  • Afferent neurons may form contact with efferent neurons in the opposite half of the spinal cord or in the higher or lower segments of the cord through the interneuron.

Q.16 Trace the pathway of the posterior column ascending tract.

Receptors: Sensory end organs in various tissues.

Peripheral process of dorsal root neurons form the afferent fibers of peripheral nerves.

First-order neuron:
Central processes of neurons in dorsal nerve root ganglia. The fibers ascend in the spinal cord as posterior column tracts, up to the lower part of the medulla and end in nucleus gracilis and nucleus cuneatus.

Second-order neuron:
Neurons in nucleus gracilis and nucleus cuneatus. The axons cross the midline (sensory decussation) and run upwards as medial lemniscus to end in the thalamus, passing through the medulla, pons, and midbrain.

Third-order neuron:
Neurons in thalamus. Gives axons to the somatosensory area of the cerebral cortex passing through the internal capsule and corona radiata.

Q.17 What are the tracts of the posterior column?

  • Fasciculus gracilis and
  • Fasciculus cuneatus.

Q.18 What are the sensations carried by the posterior column?

  • Deep touch and pressure
  • Tactile localization
  • Tactile discrimination
  • Stereognosis
  • Sense of vibration
  • Sense of position and movements of different parts of the body (Proprioceptive impulses).

Q.19 What are the sensations carried by spinothalamic tracts?

  • Anterior spinothalamic tract: Sensation of crude touch and pressure.
  • Lateral spinothalamic tract: Sensation of pain and temperature.

Q.20 What are the functions of spinocerebellar tracts?

These carry proprioceptive impulses arising in muscle spindles, Golgi tendon organs, and other proprioceptive receptors of lower limbs.

Dorsal tract: Impulses concerned with fine coordination of muscles controlling posture and movements of individual muscles.

Ventral tract: Concerned with movements of limb as a whole.

Q.21 What is the function of various descending spinal tracts?

These influence the activity of ventral column neurons both alpha and gamma, through internuncial neurons, affecting both contraction and tone of skeletal muscle. They also influence the transmission of afferent impulses through ascending tracts.

Q.22 What are `ligamentum denticulata'? What is their function?

These are toothed processes extending from pia to dura, pushing the arachnoid before them. They leave the pia midway between anterior and posterior nerve roots and serve to suspend the spinal cord in the midline.

Q.23 What is ‘conus medullaris’?

It is the lower end of the spinal cord which is conical. The apex of the conus continues downwards as filum terminale, up to the first coccygeal space.

Q.24 What is ‘cauda equina’?

The spinal cord gives rise to spinal nerves which pass out through intervertebral foramina. Below the L1 vertebra, nerve roots become more and more oblique to reach respective intervertebral foramina. The bundle of lumbar and sacral nerve roots below the termination of the spinal cord is termed cauda equina.

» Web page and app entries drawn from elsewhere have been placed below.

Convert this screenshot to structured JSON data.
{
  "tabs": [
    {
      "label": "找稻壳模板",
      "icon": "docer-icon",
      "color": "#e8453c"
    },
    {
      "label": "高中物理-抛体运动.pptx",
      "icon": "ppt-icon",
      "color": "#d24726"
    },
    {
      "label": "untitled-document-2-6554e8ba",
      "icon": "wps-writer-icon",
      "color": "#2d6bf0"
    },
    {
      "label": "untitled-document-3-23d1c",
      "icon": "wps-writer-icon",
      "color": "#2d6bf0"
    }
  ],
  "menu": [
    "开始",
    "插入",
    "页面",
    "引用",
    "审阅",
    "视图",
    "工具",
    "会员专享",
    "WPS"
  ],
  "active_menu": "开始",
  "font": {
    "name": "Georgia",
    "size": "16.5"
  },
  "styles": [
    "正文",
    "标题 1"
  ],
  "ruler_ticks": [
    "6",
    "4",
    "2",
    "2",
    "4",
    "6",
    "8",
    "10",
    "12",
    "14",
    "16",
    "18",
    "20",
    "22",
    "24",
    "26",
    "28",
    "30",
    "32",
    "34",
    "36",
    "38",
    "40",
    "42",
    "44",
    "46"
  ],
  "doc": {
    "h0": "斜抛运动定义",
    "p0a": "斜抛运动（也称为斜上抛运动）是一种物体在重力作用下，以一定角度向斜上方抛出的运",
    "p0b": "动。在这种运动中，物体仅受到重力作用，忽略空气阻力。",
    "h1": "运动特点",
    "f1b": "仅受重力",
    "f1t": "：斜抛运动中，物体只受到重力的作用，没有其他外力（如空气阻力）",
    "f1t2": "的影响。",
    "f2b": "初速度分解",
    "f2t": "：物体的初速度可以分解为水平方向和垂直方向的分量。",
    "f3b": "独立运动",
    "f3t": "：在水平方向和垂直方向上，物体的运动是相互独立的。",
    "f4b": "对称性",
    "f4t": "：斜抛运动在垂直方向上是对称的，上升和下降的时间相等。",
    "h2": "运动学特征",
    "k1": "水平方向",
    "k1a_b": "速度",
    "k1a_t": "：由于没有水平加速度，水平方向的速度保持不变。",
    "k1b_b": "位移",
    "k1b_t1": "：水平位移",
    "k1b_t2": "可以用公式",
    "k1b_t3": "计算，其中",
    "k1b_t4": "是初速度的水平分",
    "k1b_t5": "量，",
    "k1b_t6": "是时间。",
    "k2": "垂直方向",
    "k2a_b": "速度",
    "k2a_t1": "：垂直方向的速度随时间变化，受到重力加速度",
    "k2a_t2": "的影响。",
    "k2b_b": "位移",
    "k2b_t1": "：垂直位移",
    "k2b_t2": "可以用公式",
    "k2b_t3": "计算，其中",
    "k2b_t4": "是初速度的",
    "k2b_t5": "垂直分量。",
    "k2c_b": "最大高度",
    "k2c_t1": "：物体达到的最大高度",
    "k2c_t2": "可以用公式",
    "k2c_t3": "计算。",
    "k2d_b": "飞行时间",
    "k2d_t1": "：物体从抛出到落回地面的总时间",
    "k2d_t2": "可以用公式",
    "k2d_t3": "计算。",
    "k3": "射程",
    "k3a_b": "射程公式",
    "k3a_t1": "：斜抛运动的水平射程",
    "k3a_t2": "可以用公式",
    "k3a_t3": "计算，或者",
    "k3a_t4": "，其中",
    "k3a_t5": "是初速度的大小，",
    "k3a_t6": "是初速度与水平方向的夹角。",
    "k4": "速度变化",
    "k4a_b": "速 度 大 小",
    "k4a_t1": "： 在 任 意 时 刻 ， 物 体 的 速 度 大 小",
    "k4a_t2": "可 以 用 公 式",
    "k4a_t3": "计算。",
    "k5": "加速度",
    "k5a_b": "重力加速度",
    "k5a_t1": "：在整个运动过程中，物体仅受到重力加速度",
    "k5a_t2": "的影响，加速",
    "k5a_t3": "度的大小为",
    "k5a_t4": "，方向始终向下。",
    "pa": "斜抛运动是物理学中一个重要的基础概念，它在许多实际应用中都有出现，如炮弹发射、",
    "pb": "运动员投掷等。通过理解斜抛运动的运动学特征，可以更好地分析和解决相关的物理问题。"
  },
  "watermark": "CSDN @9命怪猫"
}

Q.25 What is cauda equina syndrome?

Compression of cauda equina gives rise to flaccid paraplegia, saddle anesthesia, which is known as cauda equina syndrome.

Q.26 What are the effects of the complete transection of the spinal cord?

In the region below section, there is a complete loss of sensation with flaccid muscle paralysis.

Q.27 What is Tabes dorsalis?

 It is a degenerative disease of posterior columns and posterior nerve roots, which is characterized by loss of proprioception (position sense).

Q.28 What is Brown-Séquard’s syndrome?

It occurs in the hemisection of the spinal cord.

It is characterized by:

  • Paralysis of the affected side below the lesion (Corticospinal tract).
  • Loss of proprioception and fine discrimination on affected side below lesion (Fasciculus cuneatus and gracilis).
  • Loss of pain and temperature sense on the opposite side below the lesion (Spinothalamic tract).

Q.29 At what site lumbar puncture is done?

Lumbar puncture is done to withdraw CSF from subarachnoid space at the level between L3 and L4 vertebra.